Autism in the 21st Century
|Saturday, February 3, 2007|
|8:00 AM–9:00 AM |
|Area: AUT; Domain: Applied Research|
|Instruction Level: Basic|
|CE Instructor: Catherine Lord, Ph.D.|
|CATHERINE LORD (University of Michigan)|
|Dr. Catherine Lord, ABPP, is the director of the University of Michigan Autism and Communication Disorders Center (UMACC), a professor of psychology and psychiatry at the same institution, and a Senor Research Professor at the Center for Human Growth and Development. She completed degrees in psychology at UCLA and Harvard, and a clinical internship at Division TEACCH at the University of North Carolina at Chapel Hill.
Dr. Lord is a licensed clinical psychologist with specialties in diagnosis, social and communication development, and intervention in autism spectrum disorders (ASD). She is renowned for her work in longitudinal studies of social and communicative development in ASD. She was the Chair of the National Research Council (National Academy of Sciences) Committee on the Effectiveness of Early Intervention in Autism and is the author of the report, “Educating Children with Autism.” She has also been involved in the development of standardized diagnostic instruments for ASD with colleagues from the United Kingdom and the United States, that are now considered the gold standard for research diagnoses all over the world, including the Autism Diagnostic Observation Schedule (ADOS), an observational scale, and the Autism Diagnostic Interview – Revised (ADI-R), a parent interview.

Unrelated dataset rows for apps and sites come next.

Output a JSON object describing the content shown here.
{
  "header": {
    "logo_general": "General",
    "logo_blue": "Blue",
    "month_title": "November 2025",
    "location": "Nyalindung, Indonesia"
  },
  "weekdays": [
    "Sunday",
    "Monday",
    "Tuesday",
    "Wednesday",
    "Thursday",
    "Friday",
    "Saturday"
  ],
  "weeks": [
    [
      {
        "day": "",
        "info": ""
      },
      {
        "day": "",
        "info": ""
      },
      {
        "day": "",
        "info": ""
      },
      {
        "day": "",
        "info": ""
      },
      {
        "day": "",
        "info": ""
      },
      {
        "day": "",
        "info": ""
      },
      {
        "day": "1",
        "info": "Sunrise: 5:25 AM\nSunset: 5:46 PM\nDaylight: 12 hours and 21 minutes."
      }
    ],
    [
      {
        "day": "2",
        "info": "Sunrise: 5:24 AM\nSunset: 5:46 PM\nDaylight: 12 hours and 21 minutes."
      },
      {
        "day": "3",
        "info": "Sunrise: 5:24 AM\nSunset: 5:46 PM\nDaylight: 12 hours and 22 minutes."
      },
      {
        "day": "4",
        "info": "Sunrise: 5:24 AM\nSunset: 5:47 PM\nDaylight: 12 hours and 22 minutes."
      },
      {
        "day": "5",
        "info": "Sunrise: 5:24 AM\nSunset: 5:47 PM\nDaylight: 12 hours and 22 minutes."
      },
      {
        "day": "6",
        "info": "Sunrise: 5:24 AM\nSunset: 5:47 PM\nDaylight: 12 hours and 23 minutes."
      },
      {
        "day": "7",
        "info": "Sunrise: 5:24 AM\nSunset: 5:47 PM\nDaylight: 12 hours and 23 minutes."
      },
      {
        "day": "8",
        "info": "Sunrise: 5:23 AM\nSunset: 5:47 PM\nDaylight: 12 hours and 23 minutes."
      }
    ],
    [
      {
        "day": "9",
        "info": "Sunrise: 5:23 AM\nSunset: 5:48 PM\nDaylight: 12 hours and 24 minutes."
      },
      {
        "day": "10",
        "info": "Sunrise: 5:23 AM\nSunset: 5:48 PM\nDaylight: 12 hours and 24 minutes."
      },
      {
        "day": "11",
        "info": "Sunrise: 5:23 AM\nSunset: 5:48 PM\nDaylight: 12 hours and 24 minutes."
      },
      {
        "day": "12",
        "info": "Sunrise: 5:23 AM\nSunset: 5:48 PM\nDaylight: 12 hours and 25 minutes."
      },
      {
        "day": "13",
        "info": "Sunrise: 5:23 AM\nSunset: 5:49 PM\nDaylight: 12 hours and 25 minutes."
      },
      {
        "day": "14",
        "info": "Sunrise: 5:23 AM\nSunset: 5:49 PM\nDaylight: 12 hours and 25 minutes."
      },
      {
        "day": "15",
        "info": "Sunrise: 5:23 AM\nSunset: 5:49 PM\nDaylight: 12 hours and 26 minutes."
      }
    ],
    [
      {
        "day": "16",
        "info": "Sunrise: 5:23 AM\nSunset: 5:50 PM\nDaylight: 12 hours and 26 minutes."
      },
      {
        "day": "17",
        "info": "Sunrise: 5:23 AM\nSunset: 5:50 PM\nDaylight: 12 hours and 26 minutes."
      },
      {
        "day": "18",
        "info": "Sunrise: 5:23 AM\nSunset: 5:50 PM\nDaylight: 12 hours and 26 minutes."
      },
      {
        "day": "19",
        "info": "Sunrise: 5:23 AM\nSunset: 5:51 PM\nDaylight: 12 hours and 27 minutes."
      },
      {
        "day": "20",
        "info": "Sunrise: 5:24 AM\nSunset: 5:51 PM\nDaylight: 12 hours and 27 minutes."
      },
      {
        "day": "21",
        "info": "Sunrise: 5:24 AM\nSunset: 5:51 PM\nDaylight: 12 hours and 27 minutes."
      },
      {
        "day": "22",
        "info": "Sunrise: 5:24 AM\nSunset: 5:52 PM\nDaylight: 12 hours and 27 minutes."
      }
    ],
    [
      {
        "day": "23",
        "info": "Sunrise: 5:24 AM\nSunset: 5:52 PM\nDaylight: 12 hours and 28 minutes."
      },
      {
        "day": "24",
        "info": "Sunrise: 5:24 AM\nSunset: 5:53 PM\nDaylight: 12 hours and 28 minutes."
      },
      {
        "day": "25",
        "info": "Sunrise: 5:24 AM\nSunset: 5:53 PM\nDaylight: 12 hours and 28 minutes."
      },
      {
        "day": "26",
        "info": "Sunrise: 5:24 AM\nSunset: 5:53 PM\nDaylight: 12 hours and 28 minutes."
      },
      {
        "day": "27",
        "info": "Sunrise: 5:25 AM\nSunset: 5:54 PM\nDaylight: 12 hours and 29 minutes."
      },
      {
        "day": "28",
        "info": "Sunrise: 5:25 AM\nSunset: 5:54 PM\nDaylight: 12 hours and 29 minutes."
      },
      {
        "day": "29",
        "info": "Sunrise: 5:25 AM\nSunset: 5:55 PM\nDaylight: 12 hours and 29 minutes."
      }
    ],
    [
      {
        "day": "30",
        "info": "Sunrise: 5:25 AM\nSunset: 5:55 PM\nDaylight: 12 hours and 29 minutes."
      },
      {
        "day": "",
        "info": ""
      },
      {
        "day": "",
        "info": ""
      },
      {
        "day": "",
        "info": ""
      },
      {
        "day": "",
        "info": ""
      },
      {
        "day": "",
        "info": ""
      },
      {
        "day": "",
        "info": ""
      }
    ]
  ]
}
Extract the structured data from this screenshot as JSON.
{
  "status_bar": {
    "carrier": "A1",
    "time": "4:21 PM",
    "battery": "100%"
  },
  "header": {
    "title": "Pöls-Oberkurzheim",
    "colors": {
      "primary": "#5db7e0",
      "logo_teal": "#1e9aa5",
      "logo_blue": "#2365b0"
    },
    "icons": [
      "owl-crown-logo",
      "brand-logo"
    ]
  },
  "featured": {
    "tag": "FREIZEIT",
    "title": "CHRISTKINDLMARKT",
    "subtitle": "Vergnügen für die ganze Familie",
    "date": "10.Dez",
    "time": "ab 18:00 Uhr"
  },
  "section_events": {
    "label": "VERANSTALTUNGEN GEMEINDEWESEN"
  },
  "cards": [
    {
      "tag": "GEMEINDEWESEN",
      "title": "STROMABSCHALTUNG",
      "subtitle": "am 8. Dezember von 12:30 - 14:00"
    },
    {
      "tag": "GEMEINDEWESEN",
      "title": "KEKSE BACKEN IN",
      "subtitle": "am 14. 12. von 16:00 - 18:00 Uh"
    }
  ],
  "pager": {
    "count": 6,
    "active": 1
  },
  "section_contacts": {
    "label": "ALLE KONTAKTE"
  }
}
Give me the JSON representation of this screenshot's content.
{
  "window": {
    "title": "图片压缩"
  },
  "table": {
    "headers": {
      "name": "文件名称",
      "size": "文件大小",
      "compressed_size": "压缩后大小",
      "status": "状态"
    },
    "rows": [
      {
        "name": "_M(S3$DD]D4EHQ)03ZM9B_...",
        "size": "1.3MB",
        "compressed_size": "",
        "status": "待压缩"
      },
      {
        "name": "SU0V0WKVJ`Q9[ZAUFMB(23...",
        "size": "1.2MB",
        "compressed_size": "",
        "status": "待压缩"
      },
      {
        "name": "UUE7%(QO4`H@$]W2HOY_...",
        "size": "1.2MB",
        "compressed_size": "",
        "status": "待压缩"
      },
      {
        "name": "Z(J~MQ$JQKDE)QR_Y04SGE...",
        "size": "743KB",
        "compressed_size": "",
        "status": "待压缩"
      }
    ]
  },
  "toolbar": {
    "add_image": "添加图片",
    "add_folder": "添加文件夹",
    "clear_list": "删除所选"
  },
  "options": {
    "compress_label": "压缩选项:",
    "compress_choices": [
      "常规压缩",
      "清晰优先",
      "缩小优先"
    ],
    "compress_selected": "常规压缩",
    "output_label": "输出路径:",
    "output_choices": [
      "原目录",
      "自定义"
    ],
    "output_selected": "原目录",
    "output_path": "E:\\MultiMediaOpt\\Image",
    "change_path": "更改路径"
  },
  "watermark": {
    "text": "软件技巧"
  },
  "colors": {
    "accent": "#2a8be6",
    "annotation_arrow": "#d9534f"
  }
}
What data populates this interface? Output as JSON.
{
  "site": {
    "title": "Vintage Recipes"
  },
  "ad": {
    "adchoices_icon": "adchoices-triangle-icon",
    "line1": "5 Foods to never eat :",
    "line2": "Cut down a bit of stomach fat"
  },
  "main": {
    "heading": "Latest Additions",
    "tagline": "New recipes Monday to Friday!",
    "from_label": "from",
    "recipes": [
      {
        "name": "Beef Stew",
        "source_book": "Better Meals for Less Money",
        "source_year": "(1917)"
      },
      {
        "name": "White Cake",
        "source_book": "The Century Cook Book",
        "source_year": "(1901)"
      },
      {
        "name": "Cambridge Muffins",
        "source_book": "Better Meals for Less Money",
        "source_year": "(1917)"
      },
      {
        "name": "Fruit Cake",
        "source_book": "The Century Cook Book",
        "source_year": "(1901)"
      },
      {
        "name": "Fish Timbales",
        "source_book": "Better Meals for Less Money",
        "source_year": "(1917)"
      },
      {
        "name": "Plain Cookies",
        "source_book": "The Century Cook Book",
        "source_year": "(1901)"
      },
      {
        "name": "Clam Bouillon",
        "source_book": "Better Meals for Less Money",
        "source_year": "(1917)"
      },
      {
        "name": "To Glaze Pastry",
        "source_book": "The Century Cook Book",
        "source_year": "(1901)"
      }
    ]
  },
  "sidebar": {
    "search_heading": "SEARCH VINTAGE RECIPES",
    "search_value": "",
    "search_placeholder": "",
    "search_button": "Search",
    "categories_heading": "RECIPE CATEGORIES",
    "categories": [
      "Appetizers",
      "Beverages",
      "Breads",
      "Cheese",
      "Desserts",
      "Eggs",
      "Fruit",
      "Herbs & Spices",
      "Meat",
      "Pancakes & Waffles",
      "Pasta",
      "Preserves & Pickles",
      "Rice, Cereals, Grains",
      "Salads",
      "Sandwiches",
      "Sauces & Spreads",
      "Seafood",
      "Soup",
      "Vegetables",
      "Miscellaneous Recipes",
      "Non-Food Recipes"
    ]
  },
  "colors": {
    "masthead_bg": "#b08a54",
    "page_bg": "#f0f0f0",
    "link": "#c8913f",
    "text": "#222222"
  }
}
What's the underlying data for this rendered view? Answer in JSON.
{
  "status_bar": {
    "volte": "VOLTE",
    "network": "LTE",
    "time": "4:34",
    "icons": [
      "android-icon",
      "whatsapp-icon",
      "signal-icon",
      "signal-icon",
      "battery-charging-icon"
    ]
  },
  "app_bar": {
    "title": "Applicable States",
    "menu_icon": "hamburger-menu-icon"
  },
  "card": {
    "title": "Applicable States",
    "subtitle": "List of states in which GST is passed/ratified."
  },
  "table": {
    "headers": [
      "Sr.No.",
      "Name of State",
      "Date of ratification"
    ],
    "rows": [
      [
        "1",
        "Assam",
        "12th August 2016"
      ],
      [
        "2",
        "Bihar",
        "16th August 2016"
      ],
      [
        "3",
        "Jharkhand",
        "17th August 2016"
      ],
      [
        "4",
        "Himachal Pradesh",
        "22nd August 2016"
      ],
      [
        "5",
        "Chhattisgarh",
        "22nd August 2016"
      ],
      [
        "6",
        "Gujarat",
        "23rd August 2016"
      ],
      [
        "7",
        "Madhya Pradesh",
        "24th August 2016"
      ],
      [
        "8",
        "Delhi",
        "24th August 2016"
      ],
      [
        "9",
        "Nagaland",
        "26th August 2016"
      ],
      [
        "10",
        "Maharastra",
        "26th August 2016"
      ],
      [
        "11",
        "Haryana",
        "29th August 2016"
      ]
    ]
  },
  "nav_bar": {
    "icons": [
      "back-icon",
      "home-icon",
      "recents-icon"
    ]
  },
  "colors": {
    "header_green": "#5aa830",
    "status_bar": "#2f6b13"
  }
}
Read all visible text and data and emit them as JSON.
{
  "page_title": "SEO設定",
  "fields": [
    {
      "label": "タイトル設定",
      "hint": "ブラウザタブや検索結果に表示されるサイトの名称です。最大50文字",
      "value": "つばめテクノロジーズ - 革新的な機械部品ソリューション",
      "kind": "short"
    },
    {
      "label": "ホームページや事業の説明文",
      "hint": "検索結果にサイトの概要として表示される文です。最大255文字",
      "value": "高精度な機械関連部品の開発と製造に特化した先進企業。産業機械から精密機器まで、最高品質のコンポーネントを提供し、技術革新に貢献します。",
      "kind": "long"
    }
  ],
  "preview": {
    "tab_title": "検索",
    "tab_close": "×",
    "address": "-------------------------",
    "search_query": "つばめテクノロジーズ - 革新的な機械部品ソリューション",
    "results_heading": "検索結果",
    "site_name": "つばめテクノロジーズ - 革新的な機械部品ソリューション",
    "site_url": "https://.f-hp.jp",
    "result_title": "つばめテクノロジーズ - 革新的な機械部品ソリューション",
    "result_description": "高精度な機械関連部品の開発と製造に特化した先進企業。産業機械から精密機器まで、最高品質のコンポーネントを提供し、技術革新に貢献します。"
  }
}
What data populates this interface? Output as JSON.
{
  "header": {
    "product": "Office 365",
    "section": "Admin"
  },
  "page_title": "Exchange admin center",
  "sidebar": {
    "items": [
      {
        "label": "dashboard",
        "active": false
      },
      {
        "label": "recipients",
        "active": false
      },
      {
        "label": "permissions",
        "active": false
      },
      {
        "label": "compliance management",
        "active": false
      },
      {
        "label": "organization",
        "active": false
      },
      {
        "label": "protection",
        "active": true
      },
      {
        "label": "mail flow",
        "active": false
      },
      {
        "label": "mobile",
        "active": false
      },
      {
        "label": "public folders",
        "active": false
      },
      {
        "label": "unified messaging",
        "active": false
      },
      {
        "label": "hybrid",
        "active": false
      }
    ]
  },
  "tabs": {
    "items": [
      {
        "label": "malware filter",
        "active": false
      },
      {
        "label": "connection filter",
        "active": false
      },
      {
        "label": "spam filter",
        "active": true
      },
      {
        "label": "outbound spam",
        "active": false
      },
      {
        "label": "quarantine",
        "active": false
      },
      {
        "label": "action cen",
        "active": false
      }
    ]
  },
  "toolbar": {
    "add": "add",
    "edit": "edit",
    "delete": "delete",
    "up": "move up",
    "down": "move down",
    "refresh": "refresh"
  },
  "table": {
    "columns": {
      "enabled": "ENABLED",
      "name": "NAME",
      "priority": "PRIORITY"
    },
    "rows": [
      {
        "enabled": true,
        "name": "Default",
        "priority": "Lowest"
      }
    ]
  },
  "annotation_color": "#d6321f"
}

Her work at UMACC involves (1) continued research in validity and longitudinal studies, early diagnosis of children with autism, and regression in children with autism; (2) clinical evaluations and diagnoses of children and adults who may have autism; and (3) training researchers and clinicians in the diagnosis of ASD.|
Dr. Lord will talk about recent theories and findings concerning the nature of Autism Spectrum Disorders (ASDs) and their diagnosis and treatment. The relationship and lack of relationships among neurobiological research, descriptive studies, and response to intervention will be discussed. New ways of thinking about ASDs and the implications for planning and carrying out treatment and educational approaches will be highlighted.
|Target Audience: N/a|
|Learning Objectives: N/a|